Appreciative Inquiry



What is Appreciative Inquiry?

Appreciative inquiry is a way of looking at organizational change, which focuses on doing more of what is already working, rather than focusing on fixing problems. It mobilizes strategic change by focusing on the core strengths of an organization, then using those strengths to reshape the future.

Ai is both a high-participation learning process to identify and disseminate best practices, and a way of managing and working that fosters positive communications and can result in the formation of deep and meaningful relationships.

Ai was developed by David Cooperrider and his associates as Case Western Reserve university in the mid-eighties.




Read a practical case study here.



How it works

Appreciative Inquiry begins with analyzing the positive core of an organization (or a person) and then links this knowledge to the heart of the strategic change agenda.

The very act of asking a question influences the worldview of the person who is asked. Because human systems move toward what they persistently ask questions about, Appreciative Inquiry involves the deliberate discovery of everything that gives a system “life” when it is most effective in performance and human systems.

When we link the positive core directly to a strategic agenda, changes never though possible are rapidly mobilized while simultaneously building enthusiasm, corporate confidence, and human energy.

Comparison with problem-focused approaches

Problem solving Appreciative Inquiry
What to fix What to grow
Thinks in terms of: problems, symptoms, causes, solutions, action plan, intervention Thinks in terms of: what’s already working, what’s better, what’s possible
Breaks things into pieces & specialties, guaranteeing fragmented responses “Problem focus” implies that there is an ideal. Ai starts by focusing on that ideal and its roots in what is already good.
Slow! Take s lot of positive emotion to make real change Expands vision of preferred future. Creates new energy.
Assumes organizations are made up of problems to be overcome Assumes organizations are sources of infinite capacity and imagination

The AI process

Contact us for a demonstration of the model.

Typical Ai Start up

  • Choose the topic: combine themes from generic interview with research questions
  • Agree on desired outcomes and critical success factors
  • Agree on how to get there
  • Develop draft interview protocol
  • Practice interviews; develop interview guidelines
  • Plan for collecting & “analyzing” data
  • Plan for how the process will drive change

Six generic questions to start

  1. What have been your best experiences at work? A time when….
  2. What do you value about… yourself, work, organization
  3. What do you think is the core life-giving factor or value of your organization – which it wouldn’t be the same without?
  4. If you had three wishes for your organization, what would they be?
  5. What achievements are you (and your team) proud of?
  6. Apart from the money, what makes it worth coming to work?

Why it works
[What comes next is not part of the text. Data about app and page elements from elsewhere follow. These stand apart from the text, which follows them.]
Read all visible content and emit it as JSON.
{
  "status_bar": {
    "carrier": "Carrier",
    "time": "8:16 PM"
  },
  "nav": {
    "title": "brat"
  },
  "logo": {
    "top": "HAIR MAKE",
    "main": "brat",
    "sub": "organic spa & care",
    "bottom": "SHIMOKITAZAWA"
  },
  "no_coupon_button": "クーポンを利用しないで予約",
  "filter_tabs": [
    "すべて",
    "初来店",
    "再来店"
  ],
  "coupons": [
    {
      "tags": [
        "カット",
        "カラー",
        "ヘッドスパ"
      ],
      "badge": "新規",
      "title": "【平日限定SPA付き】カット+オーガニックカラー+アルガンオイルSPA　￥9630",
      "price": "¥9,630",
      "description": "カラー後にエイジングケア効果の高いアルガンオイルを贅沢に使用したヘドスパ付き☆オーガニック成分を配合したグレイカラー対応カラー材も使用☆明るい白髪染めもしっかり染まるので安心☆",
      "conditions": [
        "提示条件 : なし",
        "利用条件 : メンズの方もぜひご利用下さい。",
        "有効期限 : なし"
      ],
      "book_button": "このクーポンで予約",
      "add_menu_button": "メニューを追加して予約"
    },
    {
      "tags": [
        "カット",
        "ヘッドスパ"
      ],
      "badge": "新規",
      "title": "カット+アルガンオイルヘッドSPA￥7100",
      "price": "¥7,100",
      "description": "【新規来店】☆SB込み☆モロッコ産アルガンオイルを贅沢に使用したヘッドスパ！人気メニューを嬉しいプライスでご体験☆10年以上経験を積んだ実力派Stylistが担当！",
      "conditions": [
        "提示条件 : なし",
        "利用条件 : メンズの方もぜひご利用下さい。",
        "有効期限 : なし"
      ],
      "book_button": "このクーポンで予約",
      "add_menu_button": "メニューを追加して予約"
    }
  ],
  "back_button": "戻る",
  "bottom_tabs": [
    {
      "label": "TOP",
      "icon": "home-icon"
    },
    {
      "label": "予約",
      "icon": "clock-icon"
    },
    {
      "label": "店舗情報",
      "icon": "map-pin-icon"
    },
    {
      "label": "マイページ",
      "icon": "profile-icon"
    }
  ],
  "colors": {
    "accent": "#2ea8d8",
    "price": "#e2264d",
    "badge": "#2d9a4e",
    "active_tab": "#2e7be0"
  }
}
  • It doesn’t focus on changing people, which leads to relief that the message isn’t about what they’ve done wrong or have to stop doing.
  • Instead, people get into a positive, energized state because you’re focusing on what’s good about their work.
  • It invites people to engage in building the kinds of organizations and communities that they want to live in.
  • It helps everyone see the need for change, explore new possibilities, and contribute to solutions.
  • It’s easier to see your vision of the future vividly when it has roots in your past experiences, rather than trying to start with a blank canvas.
  • It means you won’t be throwing out the good stuff that’s already there when you start to build your new organization
  • Through alignment of formal and informal structures with purpose and principles, it translates shared vision into reality and belief into practice.

Underlying principles

  • In every human system something works.
  • What we focus on, and the language we use, becomes our reality.
  • Reality is created in the moment and there are multiple realities. It is important to value the differences.
  • The act of asking questions influences the group in some way.
  • People have more confidence & comfort to move to an unknown future when they carry forward parts of the past.
  • What we carry forward should be what is best about the past.

Provocative Propositions

As part of the Dream stage, we take the best of what currently happens and determine the circumstances that made that possible. We then write one or more “provocative proposition” which describe the idealized future in which the best happens all the time, and serve as a reminder to focus on it.

Checklist for determining a provocative proposition:

  • Is it provocative? Does it stretch, challenge or innovate?
  • Is it developed from real-life examples?
  • Do people feel passionate enough about it to defend it?
  • Is it stated in bold, positive terms and in the present tense?

What Next?

Would you like to:

  • Increase staff engagement?
  • Engage the whole of your organization, including customers, service users and other stakeholders, in visioning the future direction?
  • Introduce an appreciative coaching and mentoring culture?
  • Hold a highly effective and morale raising team building event

Read a practical case study here.

Call Mind Strategies on 0825381584 for a consultation.